Here at Sassafras, we’re passionate about helping the young marketers and designers of tomorrow find their way, stand out, and settle into the professional world. From choosing samples that demonstrate clear skills and problems you’ve solved, to nailing a brief case study that perfectly communicates your design process, we take a look at some of the best tips for nailing your design portfolio.
Focus on the client(s)
When you’re fresh out of school, there can be the temptation to oversell and center yourself in your portfolio — after all, you want potential clients to be excited about you and your unique vision. In fact, the best design portfolios take a step back and focus on the needs of potential clients, often presenting sample designs and solutions geared to particular industries.
Obviously, this advice will depend on the type of work you’re hoping to do and the sorts of clients you’re interested in working with. But if you have a clear goal in mind — say, working for a fashion company — you’ll want to demonstrate your fluency with that industry and its design trends.
Tell a story, and not just about yourself
That said, a smaller part of your portfolio should showcase you and your personality — a quick “About” section is usually enough to do the trick.
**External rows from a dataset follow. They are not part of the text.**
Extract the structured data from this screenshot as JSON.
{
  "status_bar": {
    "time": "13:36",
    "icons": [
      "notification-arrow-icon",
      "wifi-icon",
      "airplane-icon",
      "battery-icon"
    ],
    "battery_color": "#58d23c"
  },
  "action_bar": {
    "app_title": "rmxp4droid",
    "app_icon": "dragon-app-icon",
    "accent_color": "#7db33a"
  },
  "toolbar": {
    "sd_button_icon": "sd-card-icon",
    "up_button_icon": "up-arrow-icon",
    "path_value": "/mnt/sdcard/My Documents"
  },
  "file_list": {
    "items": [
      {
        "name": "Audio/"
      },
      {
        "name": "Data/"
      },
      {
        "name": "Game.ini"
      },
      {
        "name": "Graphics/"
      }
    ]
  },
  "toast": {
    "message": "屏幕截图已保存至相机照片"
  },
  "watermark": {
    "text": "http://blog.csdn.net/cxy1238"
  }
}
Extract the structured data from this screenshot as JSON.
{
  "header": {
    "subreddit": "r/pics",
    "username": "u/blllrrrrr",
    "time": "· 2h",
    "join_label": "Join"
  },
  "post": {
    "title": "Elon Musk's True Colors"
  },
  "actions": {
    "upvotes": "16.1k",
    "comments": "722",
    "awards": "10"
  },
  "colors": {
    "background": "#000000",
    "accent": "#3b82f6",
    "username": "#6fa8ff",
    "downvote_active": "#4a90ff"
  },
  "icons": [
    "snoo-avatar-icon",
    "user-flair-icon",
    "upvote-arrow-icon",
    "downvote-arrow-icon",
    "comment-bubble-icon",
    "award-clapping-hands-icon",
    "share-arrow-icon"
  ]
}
What gets you out of bed in the morning, and how does design connect to this inner drive? What about your work excites you? Where do you locate your passion in the design process?
If it’s not already clear, you’re not simply relaying facts about yourself, but telling a story and crafting a narrative about how you view yourself. That same knack for storytelling should be evident when you’re discussing your design experience and samples. Why did you make particular design decisions, and what problems were you solving? The ability to craft a narrative is a central part of the design process, and one that hiring managers love to see.
Make sure your images pop
The visual element of your portfolio is its heart and soul, and finding ways to increase the variety of the viewer’s visual experience is helpful for making your work stand out on the (digital) page. Don’t simply display your finalized designs, but give us an idea of how they appear in the real world — as a logo on a shopping bag, as a subway ad, or as a piece of product packaging, for instance.
You might not have access to these more three-dimensional images, so it’s perfectly okay to create mock-ups. And of course, depending on your line of work and the clients you’re looking to attract, there might not be a “real world” product to show off, which is perfectly okay.
Leverage your case study
Recruiters are interested in how you solve problems and the particular solutions you arrived at. Ideally, every aspect of your portfolio should speak to these concerns in some way. But providing at least one clear and more in-depth case study that defines a problem, explains your solution, and elaborates on the results of it is critical.
Choose a project that you feel you knocked out of the park, and walk recruiters through it. What was your thinking at every stage of the design process? What lessons did you learn? What problems did you encounter, and how did you fix them? Turn the evolution of your design into a clear narrative, and finish with a clear statement of its impact.
When you’re just starting out
For many new designers looking for a foothold in the field, crafting the perfect portfolio can feel like a stressful experience, especially if you don’t have a wide variety of completed projects to discuss. Remember that there’s nothing wrong with drafting “fake” designs or redesigns, or selling your strengths based on smaller projects you might already have completed.
Most design firms are looking for passionate, driven, creative designers, no matter what career stage they’re in. If you can communicate why you love design and the unique way you approach projects of any scale, you’ll already have the core of a great design portfolio.